Colony Theatre, Miami Beach
08/11/2011 - & August 13*, 2011
Gaetano Donizetti: L’elisir d’amore
Jessica Slatkoff Arteaga/Susana Diaz* (Adina), David Pereira (Nemorino), Oscar Martinez (Dulcamara), Daniel Snodgrass (Belcore), Daisy Su (Gianetta), Jesus Gonzalez (Ontario)
Miami Lyric Opera and Chorus, Pablo Hernandez (Chorus Master), Beverly Coulter (Conductor)
Raffaele Cardone (Director), Carlos Arditti (Scenic Design Coordinator), Pamela De Vercelly (Costume Coordinator), Kevin Roman (Lighting Design)
O. Martinez and D. Pereira (Courtesy of Miami Opera)
Miami Lyric Opera cooled off the hot summer by offering the community some much needed music theatre relief with Donizetti’s L’elisir d’amore. Most people regard this opera as light and easy to pull off. But further examination of the text reveals that it is anything but. Like Così fan tutte, when this comedy is fully realized, there are some potentially frightening possibilities. Adina is a girl on the verge of womanhood who is playing romantic games that could destroy her future and that of the man she truly loves. In a time, unlike today, when divorce was rarely thought of let alone commonplace, this kid’s life could be destroyed because of one careless flirtation.
L’elisir is Adina’s opera. The other characters may have more memorable music and might get more laughs, but it is Adina who gets the action going and whose behavior determines the outcome. This is not such an easy role to conquer as can be seen on many of the market’s video productions. Sometimes Adina is portrayed as a bitch or a saucy, pert little bundle of cuteness; but this is not true. She is a very smart girl who makes the adult realization that she has gone too far and passionately makes amends. It can be a very moving moment when the soprano fully understands the role.
The company’s mission of nurturing new vocal talents went this time to soprano Jessica Slatkoff Arteaga. Probably no bel canto “ina” role is performed as much as Adina, so Miss Arteaga has plenty to be compared to. She conquered the challenge marvelously by making beautiful sounds and fully realizing the nuances of the role. Arteaga made the essential transformation with touching believability exhibiting neither silliness nor savagery. In addition to a beautiful “Della crudele isotta” Arteaga was unusually varied in her duets and ensemble work by creating realistic interactions with the other characters; and her slightly zaftig physique made the character even more adorable. Her reactions to the shenanigans were always on target.

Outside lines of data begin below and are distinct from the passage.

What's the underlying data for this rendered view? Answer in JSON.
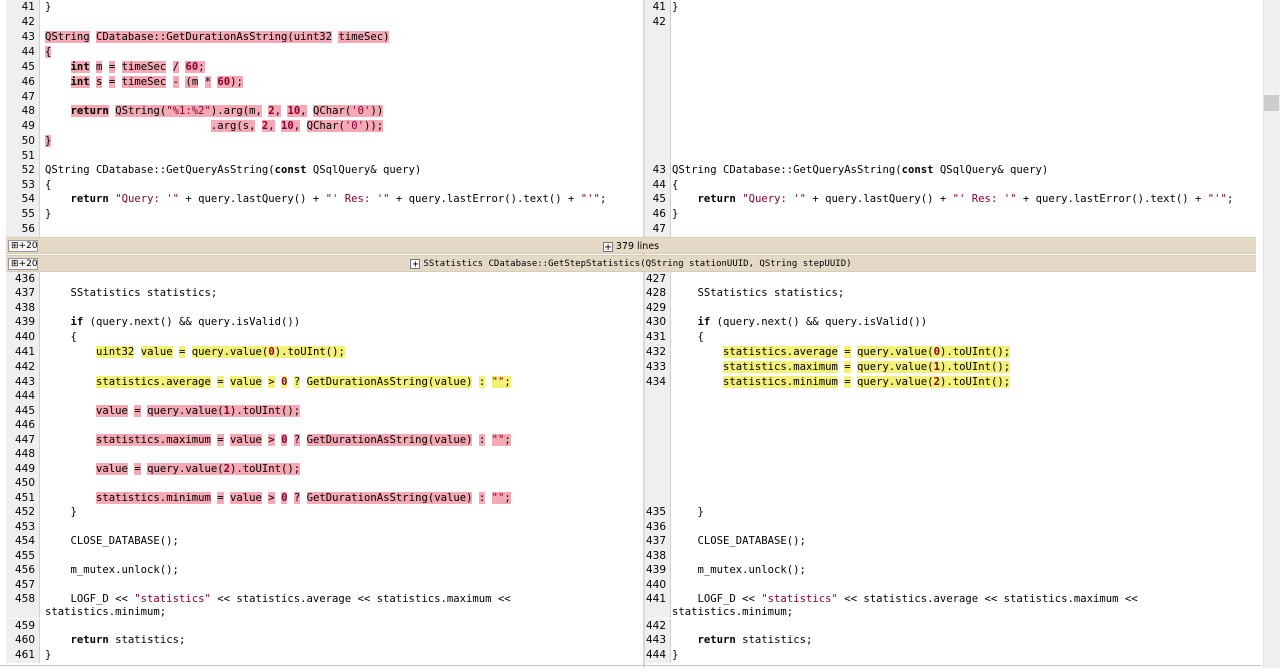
{
  "folds": {
    "top": {
      "expand_label": "+20",
      "text": "379 lines"
    },
    "func": {
      "expand_label": "+20",
      "text": "SStatistics CDatabase::GetStepStatistics(QString stationUUID, QString stepUUID)"
    }
  },
  "left_rows": [
    {
      "ln": "41",
      "text": "}"
    },
    {
      "ln": "42",
      "text": ""
    },
    {
      "ln": "43",
      "text": "QString CDatabase::GetDurationAsString(uint32 timeSec)"
    },
    {
      "ln": "44",
      "text": "{"
    },
    {
      "ln": "45",
      "text": "    int m = timeSec / 60;"
    },
    {
      "ln": "46",
      "text": "    int s = timeSec - (m * 60);"
    },
    {
      "ln": "47",
      "text": ""
    },
    {
      "ln": "48",
      "text": "    return QString(\"%1:%2\").arg(m, 2, 10, QChar('0'))"
    },
    {
      "ln": "49",
      "text": "                          .arg(s, 2, 10, QChar('0'));"
    },
    {
      "ln": "50",
      "text": "}"
    },
    {
      "ln": "51",
      "text": ""
    },
    {
      "ln": "52",
      "text": "QString CDatabase::GetQueryAsString(const QSqlQuery& query)"
    },
    {
      "ln": "53",
      "text": "{"
    },
    {
      "ln": "54",
      "text": "    return \"Query: '\" + query.lastQuery() + \"' Res: '\" + query.lastError().text() + \"'\";"
    },
    {
      "ln": "55",
      "text": "}"
    },
    {
      "ln": "56",
      "text": ""
    },
    {
      "ln": "436",
      "text": ""
    },
    {
      "ln": "437",
      "text": "    SStatistics statistics;"
    },
    {
      "ln": "438",
      "text": ""
    },
    {
      "ln": "439",
      "text": "    if (query.next() && query.isValid())"
    },
    {
      "ln": "440",
      "text": "    {"
    },
    {
      "ln": "441",
      "text": "        uint32 value = query.value(0).toUInt();"
    },
    {
      "ln": "442",
      "text": ""
    },
    {
      "ln": "443",
      "text": "        statistics.average = value > 0 ? GetDurationAsString(value) : \"\";"
    },
    {
      "ln": "444",
      "text": ""
    },
    {
      "ln": "445",
      "text": "        value = query.value(1).toUInt();"
    },
    {
      "ln": "446",
      "text": ""
    },
    {
      "ln": "447",
      "text": "        statistics.maximum = value > 0 ? GetDurationAsString(value) : \"\";"
    },
    {
      "ln": "448",
      "text": ""
    },
    {
      "ln": "449",
      "text": "        value = query.value(2).toUInt();"
    },
    {
      "ln": "450",
      "text": ""
    },
    {
      "ln": "451",
      "text": "        statistics.minimum = value > 0 ? GetDurationAsString(value) : \"\";"
    },
    {
      "ln": "452",
      "text": "    }"
    },
    {
      "ln": "453",
      "text": ""
    },
    {
      "ln": "454",
      "text": "    CLOSE_DATABASE();"
    },
    {
      "ln": "455",
      "text": ""
    },
    {
      "ln": "456",
      "text": "    m_mutex.unlock();"
    },
    {
      "ln": "457",
      "text": ""
    },
    {
      "ln": "458",
      "text": "    LOGF_D << \"statistics\" << statistics.average << statistics.maximum <<"
    },
    {
      "ln": "459",
      "text": ""
    },
    {
      "ln": "460",
      "text": "    return statistics;"
    },
    {
      "ln": "461",
      "text": "}"
    }
  ],
  "left_wrap_458": "statistics.minimum;",
  "right_rows": [
    {
      "ln": "41",
      "text": "}"
    },
    {
      "ln": "42",
      "text": ""
    },
    {
      "ln": "43",
      "text": "QString CDatabase::GetQueryAsString(const QSqlQuery& query)"
    },
    {
      "ln": "44",
      "text": "{"
    },
    {
      "ln": "45",
      "text": "    return \"Query: '\" + query.lastQuery() + \"' Res: '\" + query.lastError().text() + \"'\";"
    },
    {
      "ln": "46",
      "text": "}"
    },
    {
      "ln": "47",
      "text": ""
    },
    {
      "ln": "427",
      "text": ""
    },
    {
      "ln": "428",
      "text": "    SStatistics statistics;"
    },
    {
      "ln": "429",
      "text": ""
    },
    {
      "ln": "430",
      "text": "    if (query.next() && query.isValid())"
    },
    {
      "ln": "431",
      "text": "    {"
    },
    {
      "ln": "432",
      "text": "        statistics.average = query.value(0).toUInt();"
    },
    {
      "ln": "433",
      "text": "        statistics.maximum = query.value(1).toUInt();"
    },
    {
      "ln": "434",
      "text": "        statistics.minimum = query.value(2).toUInt();"
    },
    {
      "ln": "435",
      "text": "    }"
    },
    {
      "ln": "436",
      "text": ""
    },
    {
      "ln": "437",
      "text": "    CLOSE_DATABASE();"
    },
    {
      "ln": "438",
      "text": ""
    },
    {
      "ln": "439",
      "text": "    m_mutex.unlock();"
    },
    {
      "ln": "440",
      "text": ""
    },
    {
      "ln": "441",
      "text": "    LOGF_D << \"statistics\" << statistics.average << statistics.maximum <<"
    },
    {
      "ln": "442",
      "text": ""
    },
    {
      "ln": "443",
      "text": "    return statistics;"
    },
    {
      "ln": "444",
      "text": "}"
    }
  ],
  "right_wrap_441": "statistics.minimum;",
  "colors": {
    "deleted": "#f4a9b5",
    "changed": "#f4f178",
    "fold": "#e3d9c6",
    "gutter": "#efefef"
  }
}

Susanna Diaz was Adina in the second performance. Always in control, this is a singing actress who knows exactly what the role means and gives everything. Diaz makes it very clear in the beginning that she loves Nemorino, so the game of a marriage with Belcore is all the more farcical, just as it should be. Her voice easily cuts through the orchestra and shows tremendous agility throughout. When her range dropped two octaves in her final duet with Nemorino, it was hard to hold back applause. Diaz is a treasure to this company.

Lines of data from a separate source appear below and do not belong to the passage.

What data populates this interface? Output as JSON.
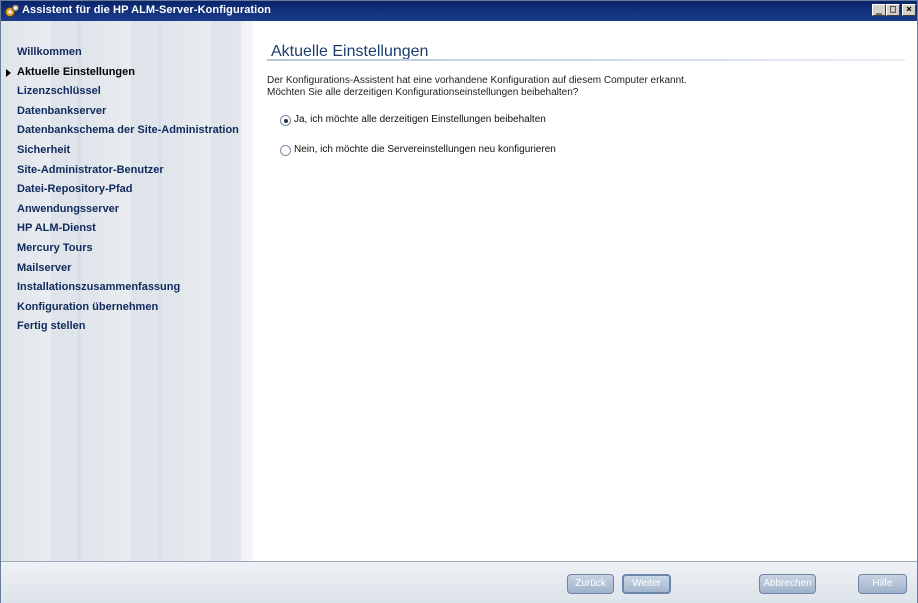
{
  "window": {
    "title": "Assistent für die HP ALM-Server-Konfiguration",
    "controls": {
      "minimize": "_",
      "maximize": "□",
      "close": "×"
    }
  },
  "sidebar": {
    "items": [
      {
        "label": "Willkommen",
        "active": false
      },
      {
        "label": "Aktuelle Einstellungen",
        "active": true
      },
      {
        "label": "Lizenzschlüssel",
        "active": false
      },
      {
        "label": "Datenbankserver",
        "active": false
      },
      {
        "label": "Datenbankschema der Site-Administration",
        "active": false
      },
      {
        "label": "Sicherheit",
        "active": false
      },
      {
        "label": "Site-Administrator-Benutzer",
        "active": false
      },
      {
        "label": "Datei-Repository-Pfad",
        "active": false
      },
      {
        "label": "Anwendungsserver",
        "active": false
      },
      {
        "label": "HP ALM-Dienst",
        "active": false
      },
      {
        "label": "Mercury Tours",
        "active": false
      },
      {
        "label": "Mailserver",
        "active": false
      },
      {
        "label": "Installationszusammenfassung",
        "active": false
      },
      {
        "label": "Konfiguration übernehmen",
        "active": false
      },
      {
        "label": "Fertig stellen",
        "active": false
      }
    ]
  },
  "main": {
    "title": "Aktuelle Einstellungen",
    "description_line1": "Der Konfigurations-Assistent hat eine vorhandene Konfiguration auf diesem Computer erkannt.",
    "description_line2": "Möchten Sie alle derzeitigen Konfigurationseinstellungen beibehalten?",
    "options": [
      {
        "label": "Ja, ich möchte alle derzeitigen Einstellungen beibehalten",
        "selected": true
      },
      {
        "label": "Nein, ich möchte die Servereinstellungen neu konfigurieren",
        "selected": false
      }
    ]
  },
  "footer": {
    "back_label": "Zurück",
    "next_label": "Weiter",
    "cancel_label": "Abbrechen",
    "help_label": "Hilfe"
  },
  "colors": {
    "titlebar": "#0a246a",
    "nav_text": "#0f2a5c",
    "heading": "#1c3f6e",
    "button": "#a3b6cf"
  },
  "icons": {
    "app": "wizard-gears-icon",
    "active_marker": "triangle-right-icon"
  }
}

Her Nemorino, David Pereira, showed impassioned confidence in his two solos; he was vocally solid in the great duet with Dulcamara and though he often seemed uninvolved dramatically, this is appropriate since Nemorino is pretty much in his own world. His drunk scene is the most believable, funny and ultimately touching one will ever see. Oscar Martinez understands perfectly that without hamming, Dulcamara isn’t what he should be. Martinez’s Dulcamara was deliciously smoked and salted. His duet with Nemorino is, as is often the case, the vocal highlight of the evening; the one with Adina gave the banquet a very rich dessert. Daniel Snodgrass’s Belcore not only hilariously expressed the sergeant’s arrogance but in the end made him sadly pathetic. Every time he reentered, the audience began stirring happily. Gianetta is a smallish role but when delivered with the impish radiance of Daisy Su, the effervescent “Nemorino e' millionario” along with its charming chorus, becomes one of the evening’s happiest surprises. And Su is the rare performer who makes her role noticeable in ensembles.
The orchestra under Beverly Coulter’s direction and the stage direction of the company’s Artistic Director, Raffaele Cardone, were particularly sensitive to this opera’s subtleties. If this score is played too loudly or too quickly and if the action on stage is too broad, the soufflé will never rise and L’elisir like so many works can be a bore. But when the pieces come together like they did here, it’s a winner. It is exciting to see how the company’s regulars have grown. The orchestra is tighter than ever and the chorus not only sings well, they now demonstrate a stage presence that adds much to the performance.
Many may feel that this is Miami Lyric Opera’s highest point since its creation. L’elisir d’amore is an opera that is often lost in a big house. Gestures or facial expressions are easily recognizable in the Colony Theatre, so the creators’ intentions are clearly evident. Miami Lyric Opera got all the pieces right this time.